|U.S. Classification||269/266, 269/21|
|Cooperative Classification||B23Q1/035, B25B5/061, B25B1/2421|
|European Classification||B25B5/06B, B23Q1/03D, B25B1/24B2B2|
|May 20, 2005||AS||Assignment|
Owner name: AIRLINE HYDRAULICS CORP., PENNSYLVANIA
Free format text: ASSIGNMENT OF ASSIGNORS INTEREST;ASSIGNOR:MONCAVAGE, CHARLIE;REEL/FRAME:016041/0728
Effective date: 20050519
|Nov 1, 2005||AS||Assignment|
Owner name: DEK INTERNATIONAL GMBH, SWITZERLAND
Free format text: ASSIGNMENT OF ASSIGNORS INTEREST;ASSIGNOR:AIRLINE HYDRAULICS CORPORATION;REEL/FRAME:016715/0259
Effective date: 20051003
|Jul 17, 2013||AS||Assignment|
Owner name: DTG INTERNATIONAL GMBH, SWITZERLAND
Free format text: CHANGE OF NAME;ASSIGNOR:DEK INTERNATIONAL GMBH;REEL/FRAME:030813/0022
Effective date: 20091029
|Aug 21, 2013||AS||Assignment|
Owner name: DTG INTERNATIONAL GMBH, SWITZERLAND
Free format text: CORRECT A TYPOGRAPHICAL ERROR MADE IN A PREVIOUSLY RECORDED DOCUMENT THAT ERRONEOUSLY AFFECTS THE IDENTIFIED APPLICATIONS;ASSIGNOR:DEK INTERNATIONAL GMBH;REEL/FRAME:031074/0848
Effective date: 20091029
|Nov 10, 2014||FPAY||Fee payment|
Year of fee payment: 4
|Jun 5, 2015||AS||Assignment|
Owner name: ASM ASSEMBLY SYSTEMS SWITZERLAND GMBH, SWITZERLAND

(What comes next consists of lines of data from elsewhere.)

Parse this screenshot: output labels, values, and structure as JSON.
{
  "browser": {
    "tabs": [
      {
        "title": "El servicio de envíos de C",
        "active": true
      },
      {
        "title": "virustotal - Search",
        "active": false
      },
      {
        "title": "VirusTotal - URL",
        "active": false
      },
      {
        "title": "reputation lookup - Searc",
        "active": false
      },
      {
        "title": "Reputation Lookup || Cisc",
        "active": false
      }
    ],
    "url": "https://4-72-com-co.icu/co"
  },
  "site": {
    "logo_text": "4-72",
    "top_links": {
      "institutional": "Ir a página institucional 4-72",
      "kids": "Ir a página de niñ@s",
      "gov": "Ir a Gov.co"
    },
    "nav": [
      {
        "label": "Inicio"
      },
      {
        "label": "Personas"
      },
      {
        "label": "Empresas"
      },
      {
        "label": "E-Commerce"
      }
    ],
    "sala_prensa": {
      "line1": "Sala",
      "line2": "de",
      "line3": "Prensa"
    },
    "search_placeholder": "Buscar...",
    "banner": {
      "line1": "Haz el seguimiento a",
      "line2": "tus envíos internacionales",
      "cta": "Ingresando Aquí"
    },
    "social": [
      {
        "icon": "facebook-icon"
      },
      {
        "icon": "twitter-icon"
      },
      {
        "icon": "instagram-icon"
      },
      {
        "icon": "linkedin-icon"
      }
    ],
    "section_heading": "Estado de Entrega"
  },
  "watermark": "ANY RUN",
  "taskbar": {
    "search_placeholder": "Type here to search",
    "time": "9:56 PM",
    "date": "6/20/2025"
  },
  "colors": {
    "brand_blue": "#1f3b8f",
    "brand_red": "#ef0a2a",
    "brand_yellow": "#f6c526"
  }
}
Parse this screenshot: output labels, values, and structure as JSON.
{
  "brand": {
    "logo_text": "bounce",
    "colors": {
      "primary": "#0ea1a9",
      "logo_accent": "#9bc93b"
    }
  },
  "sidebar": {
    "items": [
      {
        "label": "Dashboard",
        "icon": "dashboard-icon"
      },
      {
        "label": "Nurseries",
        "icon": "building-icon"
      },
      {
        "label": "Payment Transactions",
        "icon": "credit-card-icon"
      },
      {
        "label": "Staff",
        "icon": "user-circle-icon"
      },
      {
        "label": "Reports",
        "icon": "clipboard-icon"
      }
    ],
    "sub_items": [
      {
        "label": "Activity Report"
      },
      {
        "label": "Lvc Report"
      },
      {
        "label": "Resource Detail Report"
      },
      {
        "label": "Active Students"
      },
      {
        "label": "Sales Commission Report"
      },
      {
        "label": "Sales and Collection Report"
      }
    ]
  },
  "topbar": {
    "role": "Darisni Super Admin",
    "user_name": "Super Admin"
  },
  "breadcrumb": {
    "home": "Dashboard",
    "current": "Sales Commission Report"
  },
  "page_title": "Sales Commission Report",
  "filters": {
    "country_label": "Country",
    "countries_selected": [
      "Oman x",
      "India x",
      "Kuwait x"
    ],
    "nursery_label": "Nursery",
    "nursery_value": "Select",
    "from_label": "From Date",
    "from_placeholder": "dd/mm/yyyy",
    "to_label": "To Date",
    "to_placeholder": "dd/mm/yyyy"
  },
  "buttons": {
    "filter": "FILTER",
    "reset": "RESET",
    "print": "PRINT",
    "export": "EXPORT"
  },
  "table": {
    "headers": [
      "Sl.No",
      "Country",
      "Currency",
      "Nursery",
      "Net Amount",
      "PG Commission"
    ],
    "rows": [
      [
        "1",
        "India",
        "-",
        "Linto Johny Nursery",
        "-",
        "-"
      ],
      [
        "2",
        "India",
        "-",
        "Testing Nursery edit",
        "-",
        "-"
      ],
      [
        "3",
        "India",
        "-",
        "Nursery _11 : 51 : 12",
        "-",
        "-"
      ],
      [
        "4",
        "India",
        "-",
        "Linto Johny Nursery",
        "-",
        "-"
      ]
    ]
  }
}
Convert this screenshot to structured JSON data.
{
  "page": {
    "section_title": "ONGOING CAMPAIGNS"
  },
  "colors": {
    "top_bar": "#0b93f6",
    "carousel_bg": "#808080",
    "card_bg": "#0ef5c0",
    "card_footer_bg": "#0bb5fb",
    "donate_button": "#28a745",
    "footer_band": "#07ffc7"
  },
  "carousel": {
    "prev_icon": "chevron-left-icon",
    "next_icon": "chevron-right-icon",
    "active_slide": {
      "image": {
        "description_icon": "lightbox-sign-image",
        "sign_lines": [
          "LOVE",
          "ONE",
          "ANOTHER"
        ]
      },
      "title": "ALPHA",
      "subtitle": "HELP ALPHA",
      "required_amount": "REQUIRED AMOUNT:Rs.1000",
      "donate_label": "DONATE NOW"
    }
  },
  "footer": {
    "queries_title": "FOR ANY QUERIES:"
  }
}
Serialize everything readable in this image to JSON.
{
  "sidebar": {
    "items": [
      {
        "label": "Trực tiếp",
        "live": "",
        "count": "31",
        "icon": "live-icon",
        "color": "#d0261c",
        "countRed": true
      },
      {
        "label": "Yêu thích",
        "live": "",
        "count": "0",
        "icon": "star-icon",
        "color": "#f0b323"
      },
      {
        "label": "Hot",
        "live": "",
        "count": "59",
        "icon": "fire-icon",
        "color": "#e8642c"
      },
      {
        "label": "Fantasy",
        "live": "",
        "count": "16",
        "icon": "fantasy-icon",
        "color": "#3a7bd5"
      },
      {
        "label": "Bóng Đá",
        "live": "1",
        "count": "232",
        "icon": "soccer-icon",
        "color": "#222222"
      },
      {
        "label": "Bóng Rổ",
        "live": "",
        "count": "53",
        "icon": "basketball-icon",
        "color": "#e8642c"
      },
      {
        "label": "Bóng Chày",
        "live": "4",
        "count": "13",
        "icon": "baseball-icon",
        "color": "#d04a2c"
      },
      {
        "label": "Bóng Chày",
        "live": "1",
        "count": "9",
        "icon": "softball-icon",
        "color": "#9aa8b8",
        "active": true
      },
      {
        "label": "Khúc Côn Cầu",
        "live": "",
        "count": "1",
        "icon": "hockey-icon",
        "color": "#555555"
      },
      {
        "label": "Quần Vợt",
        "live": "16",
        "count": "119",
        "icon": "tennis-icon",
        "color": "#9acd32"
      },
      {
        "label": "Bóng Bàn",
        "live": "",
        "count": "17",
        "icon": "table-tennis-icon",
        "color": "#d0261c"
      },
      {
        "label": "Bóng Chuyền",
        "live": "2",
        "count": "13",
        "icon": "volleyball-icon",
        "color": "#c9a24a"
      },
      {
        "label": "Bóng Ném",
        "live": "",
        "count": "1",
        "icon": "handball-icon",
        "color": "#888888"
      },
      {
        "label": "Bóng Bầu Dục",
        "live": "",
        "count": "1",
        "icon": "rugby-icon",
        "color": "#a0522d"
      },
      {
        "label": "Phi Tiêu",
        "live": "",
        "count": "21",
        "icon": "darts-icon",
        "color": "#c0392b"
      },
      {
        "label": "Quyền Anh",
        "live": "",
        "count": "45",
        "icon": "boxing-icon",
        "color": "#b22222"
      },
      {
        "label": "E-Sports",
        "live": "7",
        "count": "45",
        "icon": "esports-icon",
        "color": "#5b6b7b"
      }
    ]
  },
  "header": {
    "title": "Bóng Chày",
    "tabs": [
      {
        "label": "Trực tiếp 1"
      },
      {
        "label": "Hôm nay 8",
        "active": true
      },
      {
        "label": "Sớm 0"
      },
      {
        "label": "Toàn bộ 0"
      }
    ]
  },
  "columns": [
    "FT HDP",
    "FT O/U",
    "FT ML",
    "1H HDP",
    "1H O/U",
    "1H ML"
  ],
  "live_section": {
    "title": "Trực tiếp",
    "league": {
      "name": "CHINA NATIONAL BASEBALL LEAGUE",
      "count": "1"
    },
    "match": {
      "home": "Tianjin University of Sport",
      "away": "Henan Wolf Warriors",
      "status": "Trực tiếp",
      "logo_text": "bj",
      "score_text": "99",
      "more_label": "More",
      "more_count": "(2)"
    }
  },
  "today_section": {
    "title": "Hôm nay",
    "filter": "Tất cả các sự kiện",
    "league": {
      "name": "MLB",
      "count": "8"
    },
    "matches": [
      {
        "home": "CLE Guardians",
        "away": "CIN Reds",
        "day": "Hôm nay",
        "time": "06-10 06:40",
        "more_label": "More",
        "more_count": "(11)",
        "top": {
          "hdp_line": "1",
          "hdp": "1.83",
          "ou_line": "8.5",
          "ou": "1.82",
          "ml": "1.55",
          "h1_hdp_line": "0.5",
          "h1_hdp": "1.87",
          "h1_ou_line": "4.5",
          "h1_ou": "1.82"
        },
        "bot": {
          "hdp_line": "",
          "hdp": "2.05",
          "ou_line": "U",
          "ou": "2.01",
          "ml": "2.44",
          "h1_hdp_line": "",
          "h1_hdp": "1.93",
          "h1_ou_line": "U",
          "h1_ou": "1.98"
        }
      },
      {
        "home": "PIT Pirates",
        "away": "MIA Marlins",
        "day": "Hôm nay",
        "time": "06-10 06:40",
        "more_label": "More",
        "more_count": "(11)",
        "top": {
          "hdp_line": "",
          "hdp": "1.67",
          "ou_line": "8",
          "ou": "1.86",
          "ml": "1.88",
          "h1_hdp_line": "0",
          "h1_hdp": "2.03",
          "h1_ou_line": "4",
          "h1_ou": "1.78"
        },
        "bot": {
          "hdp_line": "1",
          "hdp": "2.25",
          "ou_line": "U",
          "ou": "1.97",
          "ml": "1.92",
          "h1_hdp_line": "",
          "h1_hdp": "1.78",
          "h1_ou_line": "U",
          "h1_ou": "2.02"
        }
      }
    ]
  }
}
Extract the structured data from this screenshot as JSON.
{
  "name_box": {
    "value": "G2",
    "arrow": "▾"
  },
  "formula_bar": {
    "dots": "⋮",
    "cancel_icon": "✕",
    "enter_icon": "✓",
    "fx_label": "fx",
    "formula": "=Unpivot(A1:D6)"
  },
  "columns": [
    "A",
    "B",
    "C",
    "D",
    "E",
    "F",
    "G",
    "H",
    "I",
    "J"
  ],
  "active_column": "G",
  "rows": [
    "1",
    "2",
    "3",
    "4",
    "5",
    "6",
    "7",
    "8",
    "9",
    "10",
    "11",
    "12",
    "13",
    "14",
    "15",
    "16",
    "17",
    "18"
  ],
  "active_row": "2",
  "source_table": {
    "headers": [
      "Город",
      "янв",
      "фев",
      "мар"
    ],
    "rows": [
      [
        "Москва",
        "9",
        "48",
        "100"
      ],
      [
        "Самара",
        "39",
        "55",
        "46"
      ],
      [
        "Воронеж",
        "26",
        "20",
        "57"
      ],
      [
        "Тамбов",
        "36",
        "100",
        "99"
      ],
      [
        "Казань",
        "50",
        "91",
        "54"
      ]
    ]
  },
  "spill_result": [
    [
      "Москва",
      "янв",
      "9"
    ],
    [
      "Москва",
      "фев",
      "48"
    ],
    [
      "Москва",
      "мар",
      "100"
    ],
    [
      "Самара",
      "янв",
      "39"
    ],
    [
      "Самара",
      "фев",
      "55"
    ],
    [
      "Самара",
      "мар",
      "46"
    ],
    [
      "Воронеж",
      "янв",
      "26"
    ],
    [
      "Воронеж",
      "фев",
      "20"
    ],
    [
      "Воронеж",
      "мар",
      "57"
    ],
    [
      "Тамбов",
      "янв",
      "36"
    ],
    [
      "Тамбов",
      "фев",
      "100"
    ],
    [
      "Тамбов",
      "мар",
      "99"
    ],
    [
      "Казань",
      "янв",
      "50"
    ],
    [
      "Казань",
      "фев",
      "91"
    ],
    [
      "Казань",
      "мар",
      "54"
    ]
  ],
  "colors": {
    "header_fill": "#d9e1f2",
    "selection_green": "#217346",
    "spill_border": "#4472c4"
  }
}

Free format text: CHANGE OF NAME;ASSIGNOR:DTG INTERNATIONAL GMBH;REEL/FRAME:035793/0164
Effective date: 20141128